Note: Where available, the PDF/Word icon below is provided to view the complete and fully formatted document
Disclaimer: The Parliamentary Library does not warrant or accept liability for the accuracy or usefulness of the transcripts. These are copied directly from the broadcaster's website.
Funding system fails mental health needs in the bush -

View in ParlViewView other Segments

MARK COLVIN: The National Mental Health Commission says the availability of mental health services in the bush can be patchy even though the need is high.

At a national rural health conference in Darwin today, the Commission's chief executive said it was time to start reforming mental health services so people could get the help they need.

Sara Everingham reports from Darwin.

SARA EVERINGHAM: The CEO of the national mental health commission David Butt says mental health needs are often higher in the bush, but services are harder to come by.

At a national rural health conference in Darwin today he spoke about the need for change to make sure people across the country get the help they need.

DAVID BUTT: We've got 2,500 people die from suicide in Australia each year, so that's seven a day which is really quite disgraceful.

And a lot of the time you find that people don't have the services wrapped around them to support them when they need them and your suicide rates get worse as you move out of metropolitan areas.

I mean in the most remote areas, the suicide rates are actually twice what they are in metropolitan areas.

SARA EVERINGHAM: The commission's review of mental health programs and services released last month found the mental health system was poorly planned and badly integrated, and did not prioritise peoples' needs.

It sets out a plan for change by redirecting existing funding to get better results from what's being spent.

Today a group of families who've lost relatives to suicide met in Canberra and urged the government to act on the report.

The CEO of the Mental Health Commission David Butt declined to comment on whether the Government's response has been too slow.

DAVID BUTT: Oh it's a matter for government, I mean, at the end of the day they've got to work out their time frames.

It's a complex report, it's over 700 pages long. It's had input from 2,000 submissions so there's a lot in it. There's 25 recommendations and almost 200 actions so… so yeah we want a considered response to the review.

SARA EVERINGHAM: David Butt says the priorities are overcoming confusion within different levels of government about their roles in delivering mental health services.

He says there's potential for greater use of online mental health resources in the bush, where it's often difficult to attract qualified staff.

He'd also like to see a more localised approach to funding to reduce the disparity in services between the city and the bush.

DAVID BUTT: So that you bundle up funding at a regional level on a weighted population basis and then you get your local community engaged in looking at what are the needs of that population, what are the priorities and then having the primary health networks and the local hospital districts, then commissioning services and delivering those services to people.

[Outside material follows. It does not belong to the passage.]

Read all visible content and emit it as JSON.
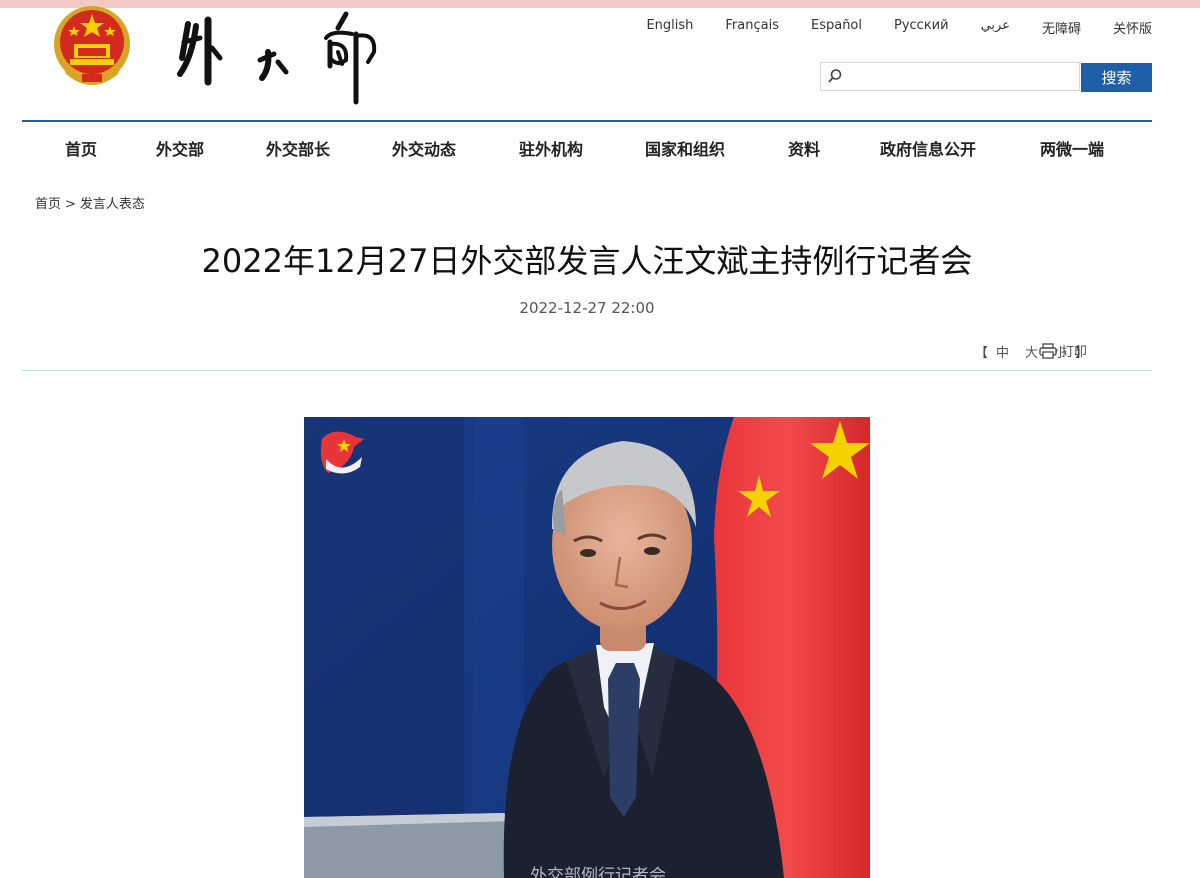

SARA EVERINGHAM: Do you think that would work better for remote and regional areas?

DAVID BUTT: Yes, yes, I think very much so because it is a weighted population formula rather than being something that's just done on a basis of people applying for funds and you know whoever is fortunate to get chosen there.

SARA EVERINGHAM: Dr Stephanie Trust, a GP in the town of Kununurra in the east Kimberley, says there's a need for more services for young people.

She says she recently referred a young patient to mental health services but the waiting time was six weeks.

She supports an overhaul of the way mental health services are funded.

STEPHANIE TRUST: A lot of the funding is dependent on population numbers and when you're competing with that in the bush you're never gonna win because our population numbers are so small.

But our burden of disease and need is so high.

MARK COLVIN: Kununurra GP Stephanie Trust ending Sara Everingham's report.